## TASK TO CARRY OUT
An exact copy of every entry is the required answer.

## STORED DATA
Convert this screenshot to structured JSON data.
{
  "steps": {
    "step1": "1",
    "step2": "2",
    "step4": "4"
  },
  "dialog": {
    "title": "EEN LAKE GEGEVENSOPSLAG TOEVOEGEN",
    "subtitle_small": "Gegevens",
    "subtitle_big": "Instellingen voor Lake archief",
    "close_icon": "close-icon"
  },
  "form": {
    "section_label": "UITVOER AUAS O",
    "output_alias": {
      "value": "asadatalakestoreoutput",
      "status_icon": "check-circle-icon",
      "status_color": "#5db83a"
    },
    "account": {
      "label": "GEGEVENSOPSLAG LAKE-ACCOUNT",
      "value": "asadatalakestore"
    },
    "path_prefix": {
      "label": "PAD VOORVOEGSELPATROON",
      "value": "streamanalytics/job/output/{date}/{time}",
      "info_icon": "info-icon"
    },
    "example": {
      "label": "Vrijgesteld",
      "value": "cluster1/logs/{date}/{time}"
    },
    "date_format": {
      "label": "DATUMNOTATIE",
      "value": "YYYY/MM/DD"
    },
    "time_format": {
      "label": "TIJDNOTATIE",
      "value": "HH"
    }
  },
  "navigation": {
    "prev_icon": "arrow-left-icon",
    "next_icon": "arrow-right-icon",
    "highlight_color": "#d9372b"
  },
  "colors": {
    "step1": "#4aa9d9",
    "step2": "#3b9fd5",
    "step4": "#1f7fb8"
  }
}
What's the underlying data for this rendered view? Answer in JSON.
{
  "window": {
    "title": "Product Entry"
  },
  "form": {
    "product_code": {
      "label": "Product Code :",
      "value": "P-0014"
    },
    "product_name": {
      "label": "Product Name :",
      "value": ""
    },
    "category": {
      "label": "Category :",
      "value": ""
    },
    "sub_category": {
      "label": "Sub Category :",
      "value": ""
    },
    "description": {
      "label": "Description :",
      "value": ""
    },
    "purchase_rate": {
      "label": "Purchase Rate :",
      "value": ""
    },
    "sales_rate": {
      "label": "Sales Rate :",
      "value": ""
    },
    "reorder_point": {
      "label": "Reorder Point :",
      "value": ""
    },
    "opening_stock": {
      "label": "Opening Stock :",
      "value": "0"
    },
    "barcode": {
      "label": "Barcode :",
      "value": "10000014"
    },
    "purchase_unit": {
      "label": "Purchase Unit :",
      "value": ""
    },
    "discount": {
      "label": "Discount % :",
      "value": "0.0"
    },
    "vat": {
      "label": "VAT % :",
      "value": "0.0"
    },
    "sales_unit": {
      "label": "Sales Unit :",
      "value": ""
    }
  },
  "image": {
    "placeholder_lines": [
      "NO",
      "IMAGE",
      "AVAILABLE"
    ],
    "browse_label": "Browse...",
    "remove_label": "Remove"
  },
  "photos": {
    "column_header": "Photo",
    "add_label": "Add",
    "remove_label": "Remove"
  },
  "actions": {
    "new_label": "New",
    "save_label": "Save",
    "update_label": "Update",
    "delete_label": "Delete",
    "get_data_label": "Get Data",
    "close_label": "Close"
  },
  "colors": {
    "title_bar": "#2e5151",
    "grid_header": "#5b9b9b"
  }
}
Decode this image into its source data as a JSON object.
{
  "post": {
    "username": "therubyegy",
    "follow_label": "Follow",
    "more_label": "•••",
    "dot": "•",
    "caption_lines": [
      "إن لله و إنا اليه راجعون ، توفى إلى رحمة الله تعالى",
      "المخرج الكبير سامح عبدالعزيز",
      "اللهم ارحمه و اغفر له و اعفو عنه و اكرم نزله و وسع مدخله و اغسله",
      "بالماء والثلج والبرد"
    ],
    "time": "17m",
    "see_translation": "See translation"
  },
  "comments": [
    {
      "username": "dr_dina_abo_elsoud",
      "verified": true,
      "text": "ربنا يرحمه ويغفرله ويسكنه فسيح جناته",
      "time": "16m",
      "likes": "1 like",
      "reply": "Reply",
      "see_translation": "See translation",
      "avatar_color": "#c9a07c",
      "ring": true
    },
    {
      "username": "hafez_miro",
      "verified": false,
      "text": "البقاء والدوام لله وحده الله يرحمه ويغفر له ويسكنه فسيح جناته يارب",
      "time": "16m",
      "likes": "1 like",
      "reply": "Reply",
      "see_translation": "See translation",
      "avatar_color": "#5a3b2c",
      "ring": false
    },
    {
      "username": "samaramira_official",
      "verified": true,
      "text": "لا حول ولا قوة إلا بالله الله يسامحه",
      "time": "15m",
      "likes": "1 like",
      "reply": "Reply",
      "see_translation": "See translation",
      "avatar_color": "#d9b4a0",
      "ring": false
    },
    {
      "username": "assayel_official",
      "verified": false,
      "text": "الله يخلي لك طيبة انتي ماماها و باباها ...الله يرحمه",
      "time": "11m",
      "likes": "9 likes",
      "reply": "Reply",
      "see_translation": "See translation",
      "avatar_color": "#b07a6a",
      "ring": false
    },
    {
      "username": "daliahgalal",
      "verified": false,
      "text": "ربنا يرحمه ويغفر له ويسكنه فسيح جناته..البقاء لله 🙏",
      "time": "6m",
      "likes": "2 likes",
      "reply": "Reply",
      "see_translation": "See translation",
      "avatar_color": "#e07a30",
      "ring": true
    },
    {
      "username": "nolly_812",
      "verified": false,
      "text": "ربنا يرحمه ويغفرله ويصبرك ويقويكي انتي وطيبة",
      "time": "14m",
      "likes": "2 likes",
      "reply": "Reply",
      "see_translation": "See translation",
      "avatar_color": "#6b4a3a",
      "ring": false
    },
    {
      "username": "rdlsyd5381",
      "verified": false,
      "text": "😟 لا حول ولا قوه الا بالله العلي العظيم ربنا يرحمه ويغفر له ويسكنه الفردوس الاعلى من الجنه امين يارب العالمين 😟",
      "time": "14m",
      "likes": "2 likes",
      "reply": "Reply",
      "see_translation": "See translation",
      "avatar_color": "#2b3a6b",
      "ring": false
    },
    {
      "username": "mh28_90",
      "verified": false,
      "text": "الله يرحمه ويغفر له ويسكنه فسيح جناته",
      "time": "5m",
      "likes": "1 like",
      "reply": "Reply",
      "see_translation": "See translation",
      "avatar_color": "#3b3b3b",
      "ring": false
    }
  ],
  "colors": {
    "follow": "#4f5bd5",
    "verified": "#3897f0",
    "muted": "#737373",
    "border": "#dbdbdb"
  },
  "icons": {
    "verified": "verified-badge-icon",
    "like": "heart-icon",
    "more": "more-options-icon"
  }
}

## ANSWER TO THE EXERCISE
Convert this screenshot to structured JSON data.
{
  "steps": {
    "step1": "1",
    "step2": "2",
    "step4": "4"
  },
  "dialog": {
    "title": "EEN LAKE GEGEVENSOPSLAG TOEVOEGEN",
    "subtitle_small": "Gegevens",
    "subtitle_big": "Instellingen voor Lake archief",
    "close_icon": "close-icon"
  },
  "form": {
    "section_label": "UITVOER AUAS O",
    "output_alias": {
      "value": "asadatalakestoreoutput",
      "status_icon": "check-circle-icon",
      "status_color": "#5db83a"
    },
    "account": {
      "label": "GEGEVENSOPSLAG LAKE-ACCOUNT",
      "value": "asadatalakestore"
    },
    "path_prefix": {
      "label": "PAD VOORVOEGSELPATROON",
      "value": "streamanalytics/job/output/{date}/{time}",
      "info_icon": "info-icon"
    },
    "example": {
      "label": "Vrijgesteld",
      "value": "cluster1/logs/{date}/{time}"
    },
    "date_format": {
      "label": "DATUMNOTATIE",
      "value": "YYYY/MM/DD"
    },
    "time_format": {
      "label": "TIJDNOTATIE",
      "value": "HH"
    }
  },
  "navigation": {
    "prev_icon": "arrow-left-icon",
    "next_icon": "arrow-right-icon",
    "highlight_color": "#d9372b"
  },
  "colors": {
    "step1": "#4aa9d9",
    "step2": "#3b9fd5",
    "step4": "#1f7fb8"
  }
}
What's the underlying data for this rendered view? Answer in JSON.
{
  "window": {
    "title": "Product Entry"
  },
  "form": {
    "product_code": {
      "label": "Product Code :",
      "value": "P-0014"
    },
    "product_name": {
      "label": "Product Name :",
      "value": ""
    },
    "category": {
      "label": "Category :",
      "value": ""
    },
    "sub_category": {
      "label": "Sub Category :",
      "value": ""
    },
    "description": {
      "label": "Description :",
      "value": ""
    },
    "purchase_rate": {
      "label": "Purchase Rate :",
      "value": ""
    },
    "sales_rate": {
      "label": "Sales Rate :",
      "value": ""
    },
    "reorder_point": {
      "label": "Reorder Point :",
      "value": ""
    },
    "opening_stock": {
      "label": "Opening Stock :",
      "value": "0"
    },
    "barcode": {
      "label": "Barcode :",
      "value": "10000014"
    },
    "purchase_unit": {
      "label": "Purchase Unit :",
      "value": ""
    },
    "discount": {
      "label": "Discount % :",
      "value": "0.0"
    },
    "vat": {
      "label": "VAT % :",
      "value": "0.0"
    },
    "sales_unit": {
      "label": "Sales Unit :",
      "value": ""
    }
  },
  "image": {
    "placeholder_lines": [
      "NO",
      "IMAGE",
      "AVAILABLE"
    ],
    "browse_label": "Browse...",
    "remove_label": "Remove"
  },
  "photos": {
    "column_header": "Photo",
    "add_label": "Add",
    "remove_label": "Remove"
  },
  "actions": {
    "new_label": "New",
    "save_label": "Save",
    "update_label": "Update",
    "delete_label": "Delete",
    "get_data_label": "Get Data",
    "close_label": "Close"
  },
  "colors": {
    "title_bar": "#2e5151",
    "grid_header": "#5b9b9b"
  }
}
Decode this image into its source data as a JSON object.
{
  "post": {
    "username": "therubyegy",
    "follow_label": "Follow",
    "more_label": "•••",
    "dot": "•",
    "caption_lines": [
      "إن لله و إنا اليه راجعون ، توفى إلى رحمة الله تعالى",
      "المخرج الكبير سامح عبدالعزيز",
      "اللهم ارحمه و اغفر له و اعفو عنه و اكرم نزله و وسع مدخله و اغسله",
      "بالماء والثلج والبرد"
    ],
    "time": "17m",
    "see_translation": "See translation"
  },
  "comments": [
    {
      "username": "dr_dina_abo_elsoud",
      "verified": true,
      "text": "ربنا يرحمه ويغفرله ويسكنه فسيح جناته",
      "time": "16m",
      "likes": "1 like",
      "reply": "Reply",
      "see_translation": "See translation",
      "avatar_color": "#c9a07c",
      "ring": true
    },
    {
      "username": "hafez_miro",
      "verified": false,
      "text": "البقاء والدوام لله وحده الله يرحمه ويغفر له ويسكنه فسيح جناته يارب",
      "time": "16m",
      "likes": "1 like",
      "reply": "Reply",
      "see_translation": "See translation",
      "avatar_color": "#5a3b2c",
      "ring": false
    },
    {
      "username": "samaramira_official",
      "verified": true,
      "text": "لا حول ولا قوة إلا بالله الله يسامحه",
      "time": "15m",
      "likes": "1 like",
      "reply": "Reply",
      "see_translation": "See translation",
      "avatar_color": "#d9b4a0",
      "ring": false
    },
    {
      "username": "assayel_official",
      "verified": false,
      "text": "الله يخلي لك طيبة انتي ماماها و باباها ...الله يرحمه",
      "time": "11m",
      "likes": "9 likes",
      "reply": "Reply",
      "see_translation": "See translation",
      "avatar_color": "#b07a6a",
      "ring": false
    },
    {
      "username": "daliahgalal",
      "verified": false,
      "text": "ربنا يرحمه ويغفر له ويسكنه فسيح جناته..البقاء لله 🙏",
      "time": "6m",
      "likes": "2 likes",
      "reply": "Reply",
      "see_translation": "See translation",
      "avatar_color": "#e07a30",
      "ring": true
    },
    {
      "username": "nolly_812",
      "verified": false,
      "text": "ربنا يرحمه ويغفرله ويصبرك ويقويكي انتي وطيبة",
      "time": "14m",
      "likes": "2 likes",
      "reply": "Reply",
      "see_translation": "See translation",
      "avatar_color": "#6b4a3a",
      "ring": false
    },
    {
      "username": "rdlsyd5381",
      "verified": false,
      "text": "😟 لا حول ولا قوه الا بالله العلي العظيم ربنا يرحمه ويغفر له ويسكنه الفردوس الاعلى من الجنه امين يارب العالمين 😟",
      "time": "14m",
      "likes": "2 likes",
      "reply": "Reply",
      "see_translation": "See translation",
      "avatar_color": "#2b3a6b",
      "ring": false
    },
    {
      "username": "mh28_90",
      "verified": false,
      "text": "الله يرحمه ويغفر له ويسكنه فسيح جناته",
      "time": "5m",
      "likes": "1 like",
      "reply": "Reply",
      "see_translation": "See translation",
      "avatar_color": "#3b3b3b",
      "ring": false
    }
  ],
  "colors": {
    "follow": "#4f5bd5",
    "verified": "#3897f0",
    "muted": "#737373",
    "border": "#dbdbdb"
  },
  "icons": {
    "verified": "verified-badge-icon",
    "like": "heart-icon",
    "more": "more-options-icon"
  }
}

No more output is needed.